Anti-Poverty Week recently released their analysis of figures sourced from the Department of Social Services that show at December 2021, 2.4 million adults and children living below the poverty line. That’s nearly one in 10 Australians, including 900,000 – or one in five – children.
The effects of living below the poverty line are not limited to being unable to afford to put food on the table. Poverty increases the risk of psychological distress, and mental health disorders. Poorer communities have a higher risk factor for violence, crime, social conflict, civil unrest, homelessness, and unemployment.
Children who live in families affected by poverty experience the same distress as adults. They are statistically less likely to complete high school, find a good job or have stable housing. They may often suffer from poor mental and physical health, and social isolation. Children living in poverty are more likely to lack enjoyment in exercise, have inadequate diets and experience hunger.
The numbers of children living below the poverty line in Australia are, frankly, staggering. One out of every five children are living in a financially stricken household. When it comes to people with a disability, the situation is similar.
One in every six people with a disability are living in poverty. The number of people with disability receiving JobSeeker has increased as the eligibility for receiving the Disability Support Pension (DSP) has tightened. Employment opportunities for people with a disability are scant, with many employers unaware that people with a disability cost less than their non-disabled counterparts in workers compensation, are equally as productive as their non-disabled counterparts, and that employees with a disability are longer serving and have less turn over than non-disabled workers.
Despite these facts, working-aged people with a disability are twice as likely to be unemployed and relying on Jobseeker than those without a disability, and the rate of unemployment for people with a disability is increasing. People with a disability are more likely to be unemployed for longer, and more likely to be underemployed. More than 1 million working-age people with a disability are working or looking for work.
Women experiencing domestic violence are also more likely to be living in poverty. Of those women affected by domestic and family violence, one in five experienced financial hardship if they had been the victim of severe partner abuse in past year.
This is three times more than the rate of financial hardship experienced by women who had not been the victims of domestic and family violence.
Violence impacts women in all communities and across all income levels but women on low incomes are more likely to be affected. Our Watch lists socio-economic inequality and discrimination as one of five contributing factors that make violence against women worse.
The profound impact of living in poverty is worse for our most vulnerable citizens, children, people with a disability, and women.

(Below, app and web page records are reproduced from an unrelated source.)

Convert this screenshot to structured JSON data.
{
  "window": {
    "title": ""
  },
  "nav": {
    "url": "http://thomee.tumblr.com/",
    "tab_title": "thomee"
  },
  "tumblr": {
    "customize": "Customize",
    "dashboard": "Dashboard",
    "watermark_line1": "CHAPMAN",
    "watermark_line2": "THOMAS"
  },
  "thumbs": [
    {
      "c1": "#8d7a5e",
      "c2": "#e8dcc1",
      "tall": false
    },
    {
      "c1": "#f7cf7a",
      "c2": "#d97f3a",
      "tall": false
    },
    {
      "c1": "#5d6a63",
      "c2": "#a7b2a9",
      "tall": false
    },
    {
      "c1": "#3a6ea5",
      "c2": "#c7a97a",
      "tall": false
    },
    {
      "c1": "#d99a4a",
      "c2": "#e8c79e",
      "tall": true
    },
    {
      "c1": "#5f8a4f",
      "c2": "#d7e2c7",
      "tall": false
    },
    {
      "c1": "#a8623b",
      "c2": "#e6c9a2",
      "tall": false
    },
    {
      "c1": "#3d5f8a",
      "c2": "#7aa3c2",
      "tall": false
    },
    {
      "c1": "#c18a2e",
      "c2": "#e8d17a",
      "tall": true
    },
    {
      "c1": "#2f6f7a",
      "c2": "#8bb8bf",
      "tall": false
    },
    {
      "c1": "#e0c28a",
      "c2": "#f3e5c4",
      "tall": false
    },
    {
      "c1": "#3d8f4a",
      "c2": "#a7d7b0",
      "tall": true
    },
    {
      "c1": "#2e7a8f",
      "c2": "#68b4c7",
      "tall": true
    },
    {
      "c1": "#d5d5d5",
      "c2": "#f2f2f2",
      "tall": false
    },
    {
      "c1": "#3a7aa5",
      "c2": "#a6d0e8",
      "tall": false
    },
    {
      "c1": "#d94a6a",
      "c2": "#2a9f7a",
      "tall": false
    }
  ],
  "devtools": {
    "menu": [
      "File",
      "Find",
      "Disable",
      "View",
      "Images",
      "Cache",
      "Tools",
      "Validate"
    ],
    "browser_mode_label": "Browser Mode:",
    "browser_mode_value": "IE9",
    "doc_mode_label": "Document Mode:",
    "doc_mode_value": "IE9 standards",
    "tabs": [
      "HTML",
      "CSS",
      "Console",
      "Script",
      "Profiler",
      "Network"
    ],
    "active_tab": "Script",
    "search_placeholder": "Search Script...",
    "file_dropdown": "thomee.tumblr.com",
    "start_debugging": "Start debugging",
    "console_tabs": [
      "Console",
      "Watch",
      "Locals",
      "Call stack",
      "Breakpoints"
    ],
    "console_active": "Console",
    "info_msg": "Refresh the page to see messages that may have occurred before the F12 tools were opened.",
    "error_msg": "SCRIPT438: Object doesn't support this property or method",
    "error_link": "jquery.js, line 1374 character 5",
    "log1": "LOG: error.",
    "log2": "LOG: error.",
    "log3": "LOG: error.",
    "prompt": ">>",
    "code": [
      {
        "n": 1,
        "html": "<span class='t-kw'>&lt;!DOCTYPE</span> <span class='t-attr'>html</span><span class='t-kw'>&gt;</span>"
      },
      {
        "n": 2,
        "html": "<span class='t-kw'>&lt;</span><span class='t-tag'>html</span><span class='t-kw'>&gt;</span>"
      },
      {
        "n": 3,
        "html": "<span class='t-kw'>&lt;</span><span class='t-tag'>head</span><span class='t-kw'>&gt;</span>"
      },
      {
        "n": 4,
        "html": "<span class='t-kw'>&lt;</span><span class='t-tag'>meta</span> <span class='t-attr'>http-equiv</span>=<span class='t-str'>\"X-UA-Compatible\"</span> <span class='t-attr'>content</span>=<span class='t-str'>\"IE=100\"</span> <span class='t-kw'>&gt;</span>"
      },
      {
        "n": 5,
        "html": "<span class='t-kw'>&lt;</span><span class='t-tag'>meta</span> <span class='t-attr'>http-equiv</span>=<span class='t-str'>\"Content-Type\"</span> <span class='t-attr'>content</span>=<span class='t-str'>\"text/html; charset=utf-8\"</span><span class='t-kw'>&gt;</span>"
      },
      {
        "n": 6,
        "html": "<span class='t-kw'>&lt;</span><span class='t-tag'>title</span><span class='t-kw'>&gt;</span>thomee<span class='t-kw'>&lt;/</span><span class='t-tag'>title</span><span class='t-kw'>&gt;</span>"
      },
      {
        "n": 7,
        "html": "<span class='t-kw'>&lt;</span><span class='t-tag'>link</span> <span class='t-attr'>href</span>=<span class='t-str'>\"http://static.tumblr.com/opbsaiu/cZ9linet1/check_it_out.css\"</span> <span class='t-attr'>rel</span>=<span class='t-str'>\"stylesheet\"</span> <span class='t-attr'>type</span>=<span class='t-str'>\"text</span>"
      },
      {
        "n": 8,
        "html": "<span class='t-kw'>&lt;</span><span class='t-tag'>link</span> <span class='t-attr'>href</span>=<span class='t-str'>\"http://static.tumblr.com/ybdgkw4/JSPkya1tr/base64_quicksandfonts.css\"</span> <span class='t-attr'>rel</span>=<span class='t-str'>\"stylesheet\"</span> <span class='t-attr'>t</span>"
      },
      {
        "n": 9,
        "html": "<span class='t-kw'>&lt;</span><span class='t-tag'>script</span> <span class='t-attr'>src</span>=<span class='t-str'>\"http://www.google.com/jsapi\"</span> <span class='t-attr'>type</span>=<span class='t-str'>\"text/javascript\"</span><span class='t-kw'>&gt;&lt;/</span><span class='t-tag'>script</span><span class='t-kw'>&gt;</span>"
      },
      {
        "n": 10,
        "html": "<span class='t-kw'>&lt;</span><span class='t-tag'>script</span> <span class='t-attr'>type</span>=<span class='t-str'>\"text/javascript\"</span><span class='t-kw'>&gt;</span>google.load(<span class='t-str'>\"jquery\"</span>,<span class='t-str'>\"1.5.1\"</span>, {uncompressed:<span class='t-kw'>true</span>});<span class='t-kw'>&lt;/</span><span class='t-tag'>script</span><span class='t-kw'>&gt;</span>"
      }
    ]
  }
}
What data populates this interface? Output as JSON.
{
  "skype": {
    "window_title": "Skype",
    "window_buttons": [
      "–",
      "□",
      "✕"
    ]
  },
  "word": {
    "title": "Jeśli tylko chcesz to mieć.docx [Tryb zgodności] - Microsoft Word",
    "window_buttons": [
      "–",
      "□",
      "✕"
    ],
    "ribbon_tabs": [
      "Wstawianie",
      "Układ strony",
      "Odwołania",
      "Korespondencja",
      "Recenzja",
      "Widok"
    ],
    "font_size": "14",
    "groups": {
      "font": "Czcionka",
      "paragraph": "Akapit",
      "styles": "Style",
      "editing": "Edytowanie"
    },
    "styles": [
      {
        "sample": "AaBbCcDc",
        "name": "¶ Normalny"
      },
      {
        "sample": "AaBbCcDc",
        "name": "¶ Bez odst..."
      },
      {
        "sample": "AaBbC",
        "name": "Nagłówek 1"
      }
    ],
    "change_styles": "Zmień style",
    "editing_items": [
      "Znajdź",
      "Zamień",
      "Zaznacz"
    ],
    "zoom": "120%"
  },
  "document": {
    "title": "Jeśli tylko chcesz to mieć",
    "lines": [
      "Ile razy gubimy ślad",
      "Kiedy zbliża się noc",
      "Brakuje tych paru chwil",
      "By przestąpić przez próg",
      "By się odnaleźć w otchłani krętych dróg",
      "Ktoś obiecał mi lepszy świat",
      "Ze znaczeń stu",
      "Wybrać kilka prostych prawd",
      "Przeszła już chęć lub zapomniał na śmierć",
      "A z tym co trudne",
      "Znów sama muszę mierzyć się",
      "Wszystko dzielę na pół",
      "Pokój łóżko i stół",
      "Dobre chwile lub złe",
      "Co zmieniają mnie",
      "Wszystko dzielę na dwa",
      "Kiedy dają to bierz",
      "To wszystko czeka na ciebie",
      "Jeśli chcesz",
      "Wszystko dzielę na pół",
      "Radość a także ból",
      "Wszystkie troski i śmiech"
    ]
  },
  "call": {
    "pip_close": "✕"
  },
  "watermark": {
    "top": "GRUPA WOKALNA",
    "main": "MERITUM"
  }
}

Inequality for these people can cause a vicious cycle of poverty, repeated down the generations.
Australia is a signatory to the United Nations Sustainable Development Goals that are intended to end poverty, hunger, AIDS, and discrimination against women and girls.
And yet, since signing the UN Sustainable Development Goals in September 2015, poverty and inequality has not reduced: it has grown.
The increased cost of living combined with stagnant wages for working Australians is putting the pinch on households financially, to the point where inequality and poverty are expanding.
Is this the Australia we really want?
Australia has an opportunity to eradicate poverty for millions of Australians, with policy measures that raise income support rates above the poverty line, by addressing the lack of affordable housing and social housing, and by reassessing the policies that perpetuate the cycle.
We are an affluent nation that can afford to address inequality and social disadvantage. And we have an opportunity to meet our responsibilities under the UN Sustainable Development Goals. But it will take a compassionate, and realistic course of policy change at both the state and federal levels to achieve.